▸ TASK INSTRUCTIONS
Provide the records once more, identical to the original.
++++ RECORDS PROVIDED
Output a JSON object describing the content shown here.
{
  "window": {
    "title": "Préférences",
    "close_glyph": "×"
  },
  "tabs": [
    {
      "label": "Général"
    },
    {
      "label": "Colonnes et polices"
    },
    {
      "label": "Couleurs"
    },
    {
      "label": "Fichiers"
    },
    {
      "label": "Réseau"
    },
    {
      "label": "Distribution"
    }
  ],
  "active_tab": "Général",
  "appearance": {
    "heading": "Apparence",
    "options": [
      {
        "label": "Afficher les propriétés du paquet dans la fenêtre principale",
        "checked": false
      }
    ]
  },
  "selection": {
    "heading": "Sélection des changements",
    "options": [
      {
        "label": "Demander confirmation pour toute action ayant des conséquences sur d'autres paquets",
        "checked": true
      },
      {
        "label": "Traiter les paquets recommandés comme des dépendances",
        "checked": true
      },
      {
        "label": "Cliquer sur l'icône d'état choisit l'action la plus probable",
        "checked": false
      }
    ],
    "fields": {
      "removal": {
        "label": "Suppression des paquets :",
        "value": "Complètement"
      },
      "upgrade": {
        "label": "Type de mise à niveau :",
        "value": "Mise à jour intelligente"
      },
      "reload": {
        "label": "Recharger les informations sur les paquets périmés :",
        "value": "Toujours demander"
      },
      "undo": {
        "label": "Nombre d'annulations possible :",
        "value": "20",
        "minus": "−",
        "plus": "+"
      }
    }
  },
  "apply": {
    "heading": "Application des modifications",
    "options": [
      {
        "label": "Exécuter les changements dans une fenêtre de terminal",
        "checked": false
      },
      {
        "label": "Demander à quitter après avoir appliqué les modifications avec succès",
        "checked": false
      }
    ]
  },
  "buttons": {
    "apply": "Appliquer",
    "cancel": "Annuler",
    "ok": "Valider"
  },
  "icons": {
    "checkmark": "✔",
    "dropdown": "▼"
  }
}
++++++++
▸ OUTPUT OF THE TASK
Output a JSON object describing the content shown here.
{
  "window": {
    "title": "Préférences",
    "close_glyph": "×"
  },
  "tabs": [
    {
      "label": "Général"
    },
    {
      "label": "Colonnes et polices"
    },
    {
      "label": "Couleurs"
    },
    {
      "label": "Fichiers"
    },
    {
      "label": "Réseau"
    },
    {
      "label": "Distribution"
    }
  ],
  "active_tab": "Général",
  "appearance": {
    "heading": "Apparence",
    "options": [
      {
        "label": "Afficher les propriétés du paquet dans la fenêtre principale",
        "checked": false
      }
    ]
  },
  "selection": {
    "heading": "Sélection des changements",
    "options": [
      {
        "label": "Demander confirmation pour toute action ayant des conséquences sur d'autres paquets",
        "checked": true
      },
      {
        "label": "Traiter les paquets recommandés comme des dépendances",
        "checked": true
      },
      {
        "label": "Cliquer sur l'icône d'état choisit l'action la plus probable",
        "checked": false
      }
    ],
    "fields": {
      "removal": {
        "label": "Suppression des paquets :",
        "value": "Complètement"
      },
      "upgrade": {
        "label": "Type de mise à niveau :",
        "value": "Mise à jour intelligente"
      },
      "reload": {
        "label": "Recharger les informations sur les paquets périmés :",
        "value": "Toujours demander"
      },
      "undo": {
        "label": "Nombre d'annulations possible :",
        "value": "20",
        "minus": "−",
        "plus": "+"
      }
    }
  },
  "apply": {
    "heading": "Application des modifications",
    "options": [
      {
        "label": "Exécuter les changements dans une fenêtre de terminal",
        "checked": false
      },
      {
        "label": "Demander à quitter après avoir appliqué les modifications avec succès",
        "checked": false
      }
    ]
  },
  "buttons": {
    "apply": "Appliquer",
    "cancel": "Annuler",
    "ok": "Valider"
  },
  "icons": {
    "checkmark": "✔",
    "dropdown": "▼"
  }
}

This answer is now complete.